” In light of these considerations, the, it appears strategically advisable not to attempt again what in 1861 failed so painfully: for contiguous states or even the entire South trying to break away from the tyranny of Washington, D.C. Rather, a modern liberal-libertarian strategy of secession should take its cues from the European Middle Ages when, from about the twelfth until well into the seventeenth century (with the emergence of a modern central state), Europe was characterized by the existence of hundreds of free and independent cities, interspersed into a predominately feudal social structure. By choosing this model and striving to create a U.S. punctuated by a large and increasing number of territorially disconnected free cities-a multitude of Hong Kongs, Singapores, Monacos and Liechtensteins strewn out over the entire continent-two otherwise unattainable but central objectives can be accomplished. First, besides recognizing the fact that the liberal-libertarian potential is distributed highly unevenly across the country, such a strategy of piecemeal withdrawal renders secession less threatening politically, socially and economically. Second, by pursuing this strategy simultaneously at a great number of locations all over the country, it becomes exceedinly difficult for the central state to create a unified opposition in public opinion to the secessionists which would secure the level of popular support and voluntary cooperation necessary for a successful crackdown.”
I would agree thatÂ a strategy of secession by scattered units rather than by a contiguous geographical region is more viable for a number of reasons. First, such an arrangement is more conducive to the prevention of the emergence of yet another tyrannical central state following secession from the present tyrannical central state. Second, such an approach is likely more compatible with the need to accommodate the kinds of cultural and ideological diversity that would be found in a modern pan-secessionist effort. Third, as Hoppe recognizes, secessionist potential varies widely from location to location. Fourth, the current process of self-separation Americans are undergoing is just as much a matter of conflict between cities and counties, races and ethnic groups, social classes and religious, cultural or “moral” outlooks as it is a conflict between regions.

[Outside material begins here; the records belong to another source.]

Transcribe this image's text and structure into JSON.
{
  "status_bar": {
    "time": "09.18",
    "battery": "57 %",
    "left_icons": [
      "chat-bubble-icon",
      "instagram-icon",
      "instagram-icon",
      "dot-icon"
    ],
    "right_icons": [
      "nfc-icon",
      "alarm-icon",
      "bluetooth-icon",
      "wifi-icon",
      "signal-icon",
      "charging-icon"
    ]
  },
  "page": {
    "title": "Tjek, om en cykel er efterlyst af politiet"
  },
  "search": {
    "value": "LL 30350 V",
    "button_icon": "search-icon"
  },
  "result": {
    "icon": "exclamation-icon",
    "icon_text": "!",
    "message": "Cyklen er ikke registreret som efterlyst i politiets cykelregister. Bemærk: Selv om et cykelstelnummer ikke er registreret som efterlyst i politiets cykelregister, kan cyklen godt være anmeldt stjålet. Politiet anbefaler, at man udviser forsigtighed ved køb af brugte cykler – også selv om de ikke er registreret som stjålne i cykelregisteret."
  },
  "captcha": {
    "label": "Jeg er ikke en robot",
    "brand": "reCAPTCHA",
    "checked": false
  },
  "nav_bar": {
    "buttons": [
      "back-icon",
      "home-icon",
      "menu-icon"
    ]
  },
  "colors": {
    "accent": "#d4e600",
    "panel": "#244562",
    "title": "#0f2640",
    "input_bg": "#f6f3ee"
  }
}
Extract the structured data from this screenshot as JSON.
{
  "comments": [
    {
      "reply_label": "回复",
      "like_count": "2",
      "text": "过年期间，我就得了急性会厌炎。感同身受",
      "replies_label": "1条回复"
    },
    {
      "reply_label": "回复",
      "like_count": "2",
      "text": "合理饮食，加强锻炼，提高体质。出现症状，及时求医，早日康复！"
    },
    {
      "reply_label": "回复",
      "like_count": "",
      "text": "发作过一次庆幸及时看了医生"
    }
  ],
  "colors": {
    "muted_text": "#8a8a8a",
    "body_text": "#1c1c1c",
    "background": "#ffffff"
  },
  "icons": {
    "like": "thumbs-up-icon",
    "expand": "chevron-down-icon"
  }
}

However, I am not convinced that the present ruling class would be any less offended by secession on the part of scattered clusters of city-states than it would by secession by a unified block of states in the South, West, East or on the West Coast. Yes, the latter may end up suffering the same fate as the Confederacy, but the former may well suffer the same fate as the people at Waco in 1993. This is an empire that claims the right to interfere in the internal politics of remote African nations. The overlords of this system will certainly not let, say, Chicago or Dallas or even Kennesaw County simply say, “So long, feds, we ain’t payin’ you no more taxes.”
Secession will likely need to be doneÂ by clusters of insurgent city-states of the type Hoppe suggests, and these may well reflect an amazing variety of beliefs and cultural systems, but they will need to be at least somewhat supportive of one another in the political and military realm (though not necessarily in the wider cultural or ideological realm) if they are to avoid the fate of the Tibetans at the hands of the Chinese.